While it may be possible with the right tools and knowledge to work around
these problems the point is that so far nobody has claimed to have done it
and done it in a REPEATABLE way. Firmware designs offer guaranteed correct
programming timings. I don't think there is a high level of "comfort" amongst
printer port programmer users that their software offers the same.

I would suggest the "doubt" factor is responsible for the large number of
people want to add firmware to the front end of there Tait style programmers.
Theories posted on the piclist are not going to change that. We went though
this debate years ago. No one has made a point of addressing the doubts over
timing since.

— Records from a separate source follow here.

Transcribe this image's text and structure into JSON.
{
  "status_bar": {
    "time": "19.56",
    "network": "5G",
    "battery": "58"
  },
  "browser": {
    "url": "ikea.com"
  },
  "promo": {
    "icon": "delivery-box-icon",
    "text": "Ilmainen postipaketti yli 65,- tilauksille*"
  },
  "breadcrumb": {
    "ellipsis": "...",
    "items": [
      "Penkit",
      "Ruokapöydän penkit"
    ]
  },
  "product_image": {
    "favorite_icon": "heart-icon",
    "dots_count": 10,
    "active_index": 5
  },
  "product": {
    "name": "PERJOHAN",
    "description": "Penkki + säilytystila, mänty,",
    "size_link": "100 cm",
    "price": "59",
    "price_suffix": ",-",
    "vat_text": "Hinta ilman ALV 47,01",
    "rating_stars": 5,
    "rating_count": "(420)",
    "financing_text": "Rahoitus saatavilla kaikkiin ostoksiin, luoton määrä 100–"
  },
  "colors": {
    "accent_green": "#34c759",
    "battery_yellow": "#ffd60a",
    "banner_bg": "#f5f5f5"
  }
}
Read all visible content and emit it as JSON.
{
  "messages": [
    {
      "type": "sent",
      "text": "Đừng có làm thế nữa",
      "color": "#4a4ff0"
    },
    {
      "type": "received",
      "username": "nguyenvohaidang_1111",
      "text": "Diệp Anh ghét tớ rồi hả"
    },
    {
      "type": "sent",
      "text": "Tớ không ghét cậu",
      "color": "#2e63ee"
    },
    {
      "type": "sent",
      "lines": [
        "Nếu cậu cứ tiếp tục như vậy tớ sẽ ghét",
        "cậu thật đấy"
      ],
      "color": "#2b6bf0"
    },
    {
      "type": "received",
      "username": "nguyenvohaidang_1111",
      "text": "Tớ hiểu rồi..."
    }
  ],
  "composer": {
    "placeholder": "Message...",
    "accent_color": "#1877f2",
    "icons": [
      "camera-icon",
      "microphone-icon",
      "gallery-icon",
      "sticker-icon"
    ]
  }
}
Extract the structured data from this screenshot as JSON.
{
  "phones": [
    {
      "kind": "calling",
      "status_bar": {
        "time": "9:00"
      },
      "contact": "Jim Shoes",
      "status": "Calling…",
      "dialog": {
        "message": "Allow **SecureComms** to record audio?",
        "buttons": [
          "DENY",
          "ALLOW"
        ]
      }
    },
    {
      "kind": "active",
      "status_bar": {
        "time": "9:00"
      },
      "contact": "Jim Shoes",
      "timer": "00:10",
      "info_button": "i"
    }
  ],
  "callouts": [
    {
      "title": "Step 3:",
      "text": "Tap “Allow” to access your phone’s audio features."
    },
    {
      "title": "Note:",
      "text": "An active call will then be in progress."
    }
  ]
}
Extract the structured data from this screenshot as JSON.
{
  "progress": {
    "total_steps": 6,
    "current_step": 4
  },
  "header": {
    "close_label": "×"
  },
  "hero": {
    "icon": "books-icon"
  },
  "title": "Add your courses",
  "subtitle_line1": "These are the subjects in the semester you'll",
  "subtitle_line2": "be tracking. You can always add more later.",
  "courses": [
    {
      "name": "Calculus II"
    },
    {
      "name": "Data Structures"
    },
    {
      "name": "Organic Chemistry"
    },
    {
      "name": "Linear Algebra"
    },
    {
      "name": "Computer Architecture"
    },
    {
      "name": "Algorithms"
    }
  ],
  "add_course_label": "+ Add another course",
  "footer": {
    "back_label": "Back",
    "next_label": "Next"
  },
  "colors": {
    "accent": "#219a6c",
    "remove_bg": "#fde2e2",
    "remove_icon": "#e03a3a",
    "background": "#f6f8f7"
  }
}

I not suggesting here that the timing problems themselves have or haven't
been rectified, rather it is people's perception that haven't change.

Can anyone address this?

Jim


________________________________________
Email: RemoveMEnewfoundTakeThisOuTspampipeline.com.au
http://www.pipeline.com.au/users/newfound
WARP-3 SALE now on. $48USD with world delivery.
MPLAB compatible PIC programmers and firmware
upgrades for many programmers.
________________________________________

1999\03\24@063520 by Marc

flavicon
face
> > And, each and every programming pulse is protected from streching beyond the
> > 100us limit.
>
> Don't forget about those pesky SMI (System Management Interrupts - thermal
> management, etc.) - on some motherboards, these are not disabled with the
> standard disable() function call.

Doesn't the Pentium CPU have a disable instruction itself??? How would the OS
be able to do "atomic" functionality (eg: for resource allocation) else????
How would an interrupt protect itself from being triggered over and over
and corrupting megabytes of memory with pushing status to stack over and over??

Don't tell me it hasn't.

We're not talking about ms or seconds of disabled interrupts, just 100us - this
should be excuse enough to use lowest level and not walk through OS API.

1999\03\24@100257 by Gerhard Fiedler

picon face
At 21:54 03/24/99 +1100, Jim Robertson wrote:
>You cannot be guaranteed read/write access to the timer chip. It has been
>"virtualized" by the windows OS. Also the 18mS pulse is now "averaged" over
>time and not always 18mS.

at least the clock portion of the timer chip is not accessibe to direct i/o
(w/o using a device driver) in win98. i haven't tried to mess with the
timer, but i would assume that it's the same.

ge

More... (looser matching)
- Last day of these posts
- In 1999 , 2000 only
- Today
- New search...